“Globally, research has revealed that a more diverse workforce is linked to a company’s financial performance,” she says.

In fact, according to the Grant Thornton report, companies with diverse boards among the largest listed companies in the UK, US and India are outperforming their male-only peers to the tune of $655 billion annually.

Studies by Gallup, Harvard and McKinsey have also shown that having a gender diverse executive and workforce is a major advantage in business because it brings different viewpoints, market insights and ideas into the boardroom and enables better problem solving.

Businesses are under increasing pressure to broaden their talent pools in an increasingly competitive market and smart companies are realising that gender diversity holds the key, says De Wet.

“There’s a reason why more and more corporates, along with the global organisation of UN Women, are supporting gender diversity in business and politics.

“It’s because, apart from being the right thing to do, it’s also increasingly becoming the only way to thrive,” she says.

Gender diversity simply makes bottom-line business sense, writes Sangeeta Bharadwaj Badal, prime researcher for Gallup’s Entrepreneurship and Job Creation Initiative.

Similarly, a Harvard study found that teams with an equal gender mix performed better than male-dominated teams in terms of sales and profits.

And, if the profit motive is not enough, De Wet says the incentive to diversify is also coming from the workforce itself.

“A diverse workforce provides wider industry knowledge and allows companies to serve an increasingly diverse customer base,” she says.

De Wet believes this means that organisations which genuinely respect diversity and make this obvious in their ethos are more likely to build and retain a stronger, more talented workforce.

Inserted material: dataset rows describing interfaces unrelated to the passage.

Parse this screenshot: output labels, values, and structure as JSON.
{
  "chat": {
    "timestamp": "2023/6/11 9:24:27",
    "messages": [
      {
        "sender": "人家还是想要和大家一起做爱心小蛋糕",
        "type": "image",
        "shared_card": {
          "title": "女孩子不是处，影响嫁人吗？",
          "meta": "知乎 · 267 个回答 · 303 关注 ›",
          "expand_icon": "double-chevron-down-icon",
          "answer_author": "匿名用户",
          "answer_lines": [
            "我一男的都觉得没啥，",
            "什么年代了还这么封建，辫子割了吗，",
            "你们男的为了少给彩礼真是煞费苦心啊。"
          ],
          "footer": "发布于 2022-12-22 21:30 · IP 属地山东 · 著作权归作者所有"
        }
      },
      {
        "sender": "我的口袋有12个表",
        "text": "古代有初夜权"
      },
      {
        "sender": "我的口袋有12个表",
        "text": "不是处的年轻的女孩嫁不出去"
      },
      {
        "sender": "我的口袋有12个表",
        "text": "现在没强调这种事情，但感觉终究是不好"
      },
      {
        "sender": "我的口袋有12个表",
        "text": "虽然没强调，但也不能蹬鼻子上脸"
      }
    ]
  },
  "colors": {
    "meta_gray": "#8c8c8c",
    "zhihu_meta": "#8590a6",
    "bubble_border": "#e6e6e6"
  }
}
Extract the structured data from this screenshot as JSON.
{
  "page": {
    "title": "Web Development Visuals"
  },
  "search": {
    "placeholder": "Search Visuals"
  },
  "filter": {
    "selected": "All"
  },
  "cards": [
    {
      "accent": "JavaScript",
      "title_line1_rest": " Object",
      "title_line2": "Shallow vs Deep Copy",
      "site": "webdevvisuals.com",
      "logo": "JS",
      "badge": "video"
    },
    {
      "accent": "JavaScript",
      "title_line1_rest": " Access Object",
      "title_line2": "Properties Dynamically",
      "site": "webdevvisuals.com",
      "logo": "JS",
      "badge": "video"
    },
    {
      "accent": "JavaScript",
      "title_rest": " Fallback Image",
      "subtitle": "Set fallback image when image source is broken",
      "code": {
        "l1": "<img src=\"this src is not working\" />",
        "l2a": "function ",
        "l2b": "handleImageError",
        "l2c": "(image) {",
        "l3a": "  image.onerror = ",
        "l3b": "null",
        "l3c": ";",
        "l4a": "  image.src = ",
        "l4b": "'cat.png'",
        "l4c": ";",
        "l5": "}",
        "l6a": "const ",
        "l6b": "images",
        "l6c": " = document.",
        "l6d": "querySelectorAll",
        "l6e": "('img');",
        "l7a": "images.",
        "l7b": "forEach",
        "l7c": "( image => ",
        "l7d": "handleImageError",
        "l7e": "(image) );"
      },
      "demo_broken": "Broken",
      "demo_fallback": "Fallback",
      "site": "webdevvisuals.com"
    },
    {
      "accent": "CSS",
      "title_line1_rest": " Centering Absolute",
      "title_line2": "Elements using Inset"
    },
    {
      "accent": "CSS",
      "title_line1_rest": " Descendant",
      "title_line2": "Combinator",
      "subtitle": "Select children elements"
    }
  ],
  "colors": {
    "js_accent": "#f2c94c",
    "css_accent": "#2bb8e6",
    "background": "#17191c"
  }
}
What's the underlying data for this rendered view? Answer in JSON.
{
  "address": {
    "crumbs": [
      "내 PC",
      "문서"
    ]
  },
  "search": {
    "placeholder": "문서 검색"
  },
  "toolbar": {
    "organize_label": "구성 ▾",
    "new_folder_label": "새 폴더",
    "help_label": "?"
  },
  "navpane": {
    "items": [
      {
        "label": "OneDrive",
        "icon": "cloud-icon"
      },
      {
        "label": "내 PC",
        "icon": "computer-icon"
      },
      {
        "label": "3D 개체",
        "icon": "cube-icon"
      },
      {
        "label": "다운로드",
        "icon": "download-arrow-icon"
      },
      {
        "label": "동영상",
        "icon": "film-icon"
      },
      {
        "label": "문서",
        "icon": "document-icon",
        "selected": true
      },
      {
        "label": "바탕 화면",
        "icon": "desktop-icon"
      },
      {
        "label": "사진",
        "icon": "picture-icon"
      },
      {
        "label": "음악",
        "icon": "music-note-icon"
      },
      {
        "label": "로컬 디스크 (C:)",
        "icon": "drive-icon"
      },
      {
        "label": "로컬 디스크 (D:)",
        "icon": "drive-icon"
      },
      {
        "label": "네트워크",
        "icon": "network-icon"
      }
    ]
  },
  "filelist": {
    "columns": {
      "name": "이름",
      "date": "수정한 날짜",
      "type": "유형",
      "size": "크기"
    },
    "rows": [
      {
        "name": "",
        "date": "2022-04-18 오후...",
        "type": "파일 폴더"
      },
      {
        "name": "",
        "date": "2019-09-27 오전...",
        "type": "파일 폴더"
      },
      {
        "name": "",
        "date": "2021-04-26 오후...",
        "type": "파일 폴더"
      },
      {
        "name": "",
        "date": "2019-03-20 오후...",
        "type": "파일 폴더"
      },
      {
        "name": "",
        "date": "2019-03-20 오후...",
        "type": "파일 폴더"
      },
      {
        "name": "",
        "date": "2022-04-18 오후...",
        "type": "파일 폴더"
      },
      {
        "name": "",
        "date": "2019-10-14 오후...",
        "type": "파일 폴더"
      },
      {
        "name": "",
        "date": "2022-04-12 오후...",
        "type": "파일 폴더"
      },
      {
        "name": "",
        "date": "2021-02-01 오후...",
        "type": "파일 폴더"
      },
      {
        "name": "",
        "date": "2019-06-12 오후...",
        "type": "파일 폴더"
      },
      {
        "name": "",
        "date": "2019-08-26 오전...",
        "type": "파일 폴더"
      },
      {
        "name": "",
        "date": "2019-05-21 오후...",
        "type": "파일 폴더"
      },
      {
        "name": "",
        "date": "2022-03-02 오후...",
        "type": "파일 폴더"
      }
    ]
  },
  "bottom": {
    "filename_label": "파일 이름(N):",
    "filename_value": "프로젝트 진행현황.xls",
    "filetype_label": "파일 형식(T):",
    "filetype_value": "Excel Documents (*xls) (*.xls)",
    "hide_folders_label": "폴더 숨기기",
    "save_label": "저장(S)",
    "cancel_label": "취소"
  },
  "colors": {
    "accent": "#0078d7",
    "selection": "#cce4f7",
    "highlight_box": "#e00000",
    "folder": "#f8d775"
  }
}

“Companies cannot afford to ignore 50 percent of the potential workforce and expect to be competitive in the global economy.”

CAPE TIMES